Despite alarming facts, the US is aiding Yemini “security forces” and in some cases, Yemen’s security forces are children. According to Human Rights Watch, the organization has observed child soldiers in Yemen’s elite central security, and also within Yemen’s First Armored Division army.
US law prohibits US foreign military financing for governments using child soldiers. President Obama issued a military waiver for Yemen and three other nations using child fighters to still receive US money, it was reported in October 2013.
Not only do these military aid waivers show utter disregard for US law and the US Child Soldiers Prevention Act of 2008, they speak to a larger issue. We won’t stop giving money to countries— for even the dirtiest human rights offenses. In this case, it’s clear there is little this nation can do to stop receiving our money.
At the very least we can all admit that aid given to Yemen is quite the conundrum, as their military practices are questionable, and their stability is uncertain.
What assurances do we have that fiscal aid obligation for Yemen 2015 won’t be used to buy guns, weaponry and ammunition for terrorists? What assurances do we have that our good faith effort of aid won’t come back to bite us in the tale?
Could we ultimately be arming our future enemies?
Ron Paul Video: America’s Drone War in Yemen, Why Are We There?

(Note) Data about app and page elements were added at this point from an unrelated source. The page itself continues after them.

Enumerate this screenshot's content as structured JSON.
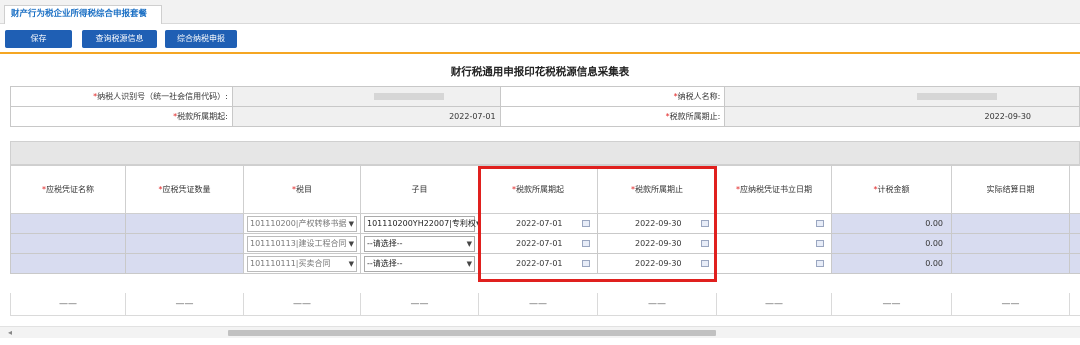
{
  "tab": {
    "label": "财产行为税企业所得税综合申报套餐"
  },
  "toolbar": {
    "save": "保存",
    "query": "查询税源信息",
    "comprehensive": "综合纳税申报"
  },
  "title": "财行税通用申报印花税税源信息采集表",
  "info": {
    "taxpayer_id_label": "纳税人识别号（统一社会信用代码）:",
    "taxpayer_name_label": "纳税人名称:",
    "period_start_label": "税款所属期起:",
    "period_start_value": "2022-07-01",
    "period_end_label": "税款所属期止:",
    "period_end_value": "2022-09-30"
  },
  "grid": {
    "headers": [
      "应税凭证名称",
      "应税凭证数量",
      "税目",
      "子目",
      "税款所属期起",
      "税款所属期止",
      "应纳税凭证书立日期",
      "计税金额",
      "实际结算日期"
    ],
    "rows": [
      {
        "item": "101110200|产权转移书据",
        "subitem": "101110200YH22007|专利权",
        "start": "2022-07-01",
        "end": "2022-09-30",
        "amount": "0.00"
      },
      {
        "item": "101110113|建设工程合同",
        "subitem": "--请选择--",
        "start": "2022-07-01",
        "end": "2022-09-30",
        "amount": "0.00"
      },
      {
        "item": "101110111|买卖合同",
        "subitem": "--请选择--",
        "start": "2022-07-01",
        "end": "2022-09-30",
        "amount": "0.00"
      }
    ],
    "footer_dash": "——"
  },
  "scrollbar": {
    "left_arrow": "◂"
  }
}
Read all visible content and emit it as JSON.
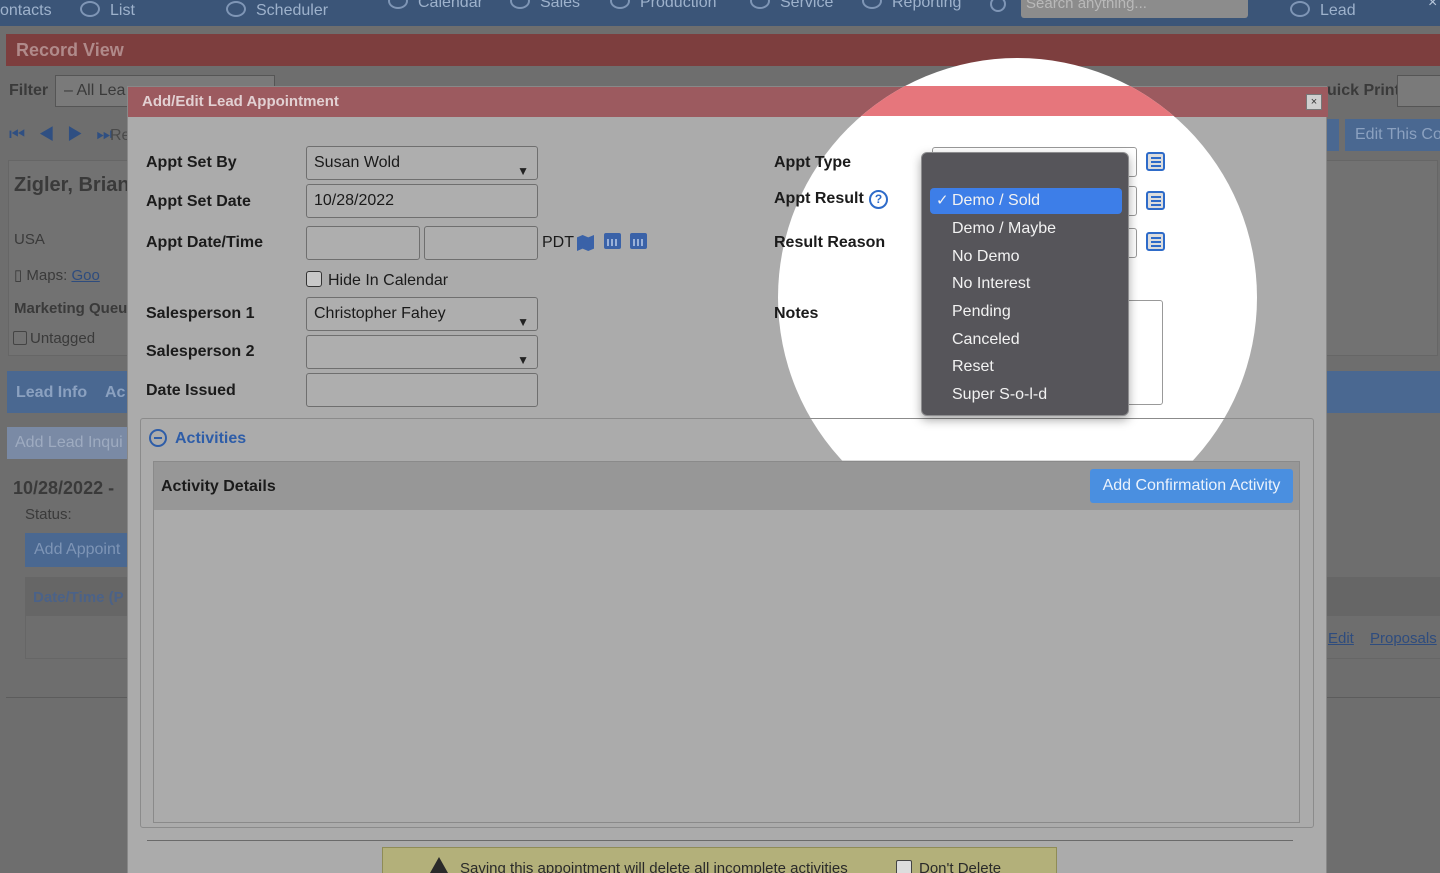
{
  "nav": {
    "items": [
      "ontacts",
      "List",
      "Scheduler",
      "Calendar",
      "Sales",
      "Production",
      "Service",
      "Reporting",
      "Lead"
    ],
    "search_placeholder": "Search anything...",
    "close": "×"
  },
  "record": {
    "bar_title": "Record View",
    "filter_label": "Filter",
    "filter_value": "– All Lea",
    "quick_print_label": "uick Print",
    "pager_icons": "⏮ ◀ ▶ ⏭",
    "pager_text": "Re",
    "edit_contact": "Edit This Co",
    "contact_name": "Zigler, Brian",
    "country": "USA",
    "maps_label": "Maps:",
    "maps_link": "Goo",
    "marketing_label": "Marketing Queu",
    "untagged": "Untagged",
    "tab_lead_info": "Lead Info",
    "tab_ac": "Ac",
    "add_lead_inquiry": "Add Lead Inqui",
    "appt_heading": "10/28/2022 -",
    "status_label": "Status:",
    "add_appointment": "Add Appoint",
    "th_date": "Date/Time (P",
    "link_edit": "Edit",
    "link_proposals": "Proposals"
  },
  "modal": {
    "title": "Add/Edit Lead Appointment",
    "close": "×",
    "fields": {
      "appt_set_by_label": "Appt Set By",
      "appt_set_by_value": "Susan Wold",
      "appt_set_date_label": "Appt Set Date",
      "appt_set_date_value": "10/28/2022",
      "appt_datetime_label": "Appt Date/Time",
      "timezone": "PDT",
      "hide_calendar_label": "Hide In Calendar",
      "salesperson1_label": "Salesperson 1",
      "salesperson1_value": "Christopher Fahey",
      "salesperson2_label": "Salesperson 2",
      "date_issued_label": "Date Issued",
      "appt_type_label": "Appt Type",
      "appt_result_label": "Appt Result",
      "result_reason_label": "Result Reason",
      "notes_label": "Notes"
    },
    "activities": {
      "title": "Activities",
      "table_header": "Activity Details",
      "add_button": "Add Confirmation Activity"
    },
    "warning": {
      "text": "Saving this appointment will delete all incomplete activities",
      "dont_delete": "Don't Delete"
    }
  },
  "dropdown": {
    "check": "✓",
    "options": [
      "Demo / Sold",
      "Demo / Maybe",
      "No Demo",
      "No Interest",
      "Pending",
      "Canceled",
      "Reset",
      "Super S-o-l-d"
    ],
    "selected": "Demo / Sold"
  },
  "colors": {
    "accent_blue": "#3d7ee8",
    "modal_header": "#e6767c",
    "spotlight_bg": "#ffffff"
  }
}
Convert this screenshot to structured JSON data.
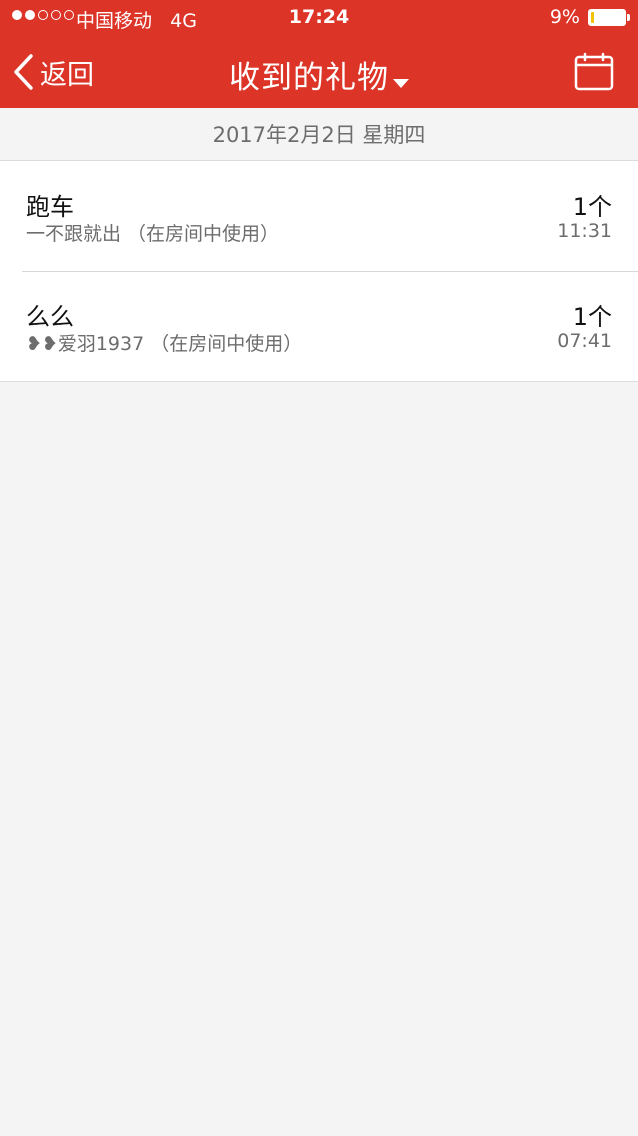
{
  "status_bar": {
    "carrier": "中国移动",
    "network": "4G",
    "time": "17:24",
    "battery_percent": "9%",
    "signal_bars": 2,
    "signal_total": 5
  },
  "nav": {
    "back_label": "返回",
    "title": "收到的礼物",
    "back_icon": "chevron-left-icon",
    "title_icon": "caret-down-icon",
    "action_icon": "calendar-icon"
  },
  "date_header": "2017年2月2日 星期四",
  "gifts": [
    {
      "name": "跑车",
      "sender": "一不跟就出 （在房间中使用）",
      "count": "1个",
      "time": "11:31"
    },
    {
      "name": "么么",
      "sender": "❥❥爱羽1937 （在房间中使用）",
      "count": "1个",
      "time": "07:41"
    }
  ],
  "colors": {
    "header_bg": "#dd3428",
    "page_bg": "#f4f4f4",
    "battery_low": "#f2c200"
  }
}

Ron Paul Podcast: US Foreign Aid, Is it Money Well Spent?
OP-ED: Why Is the US Government Aiding and Abetting Terrorists?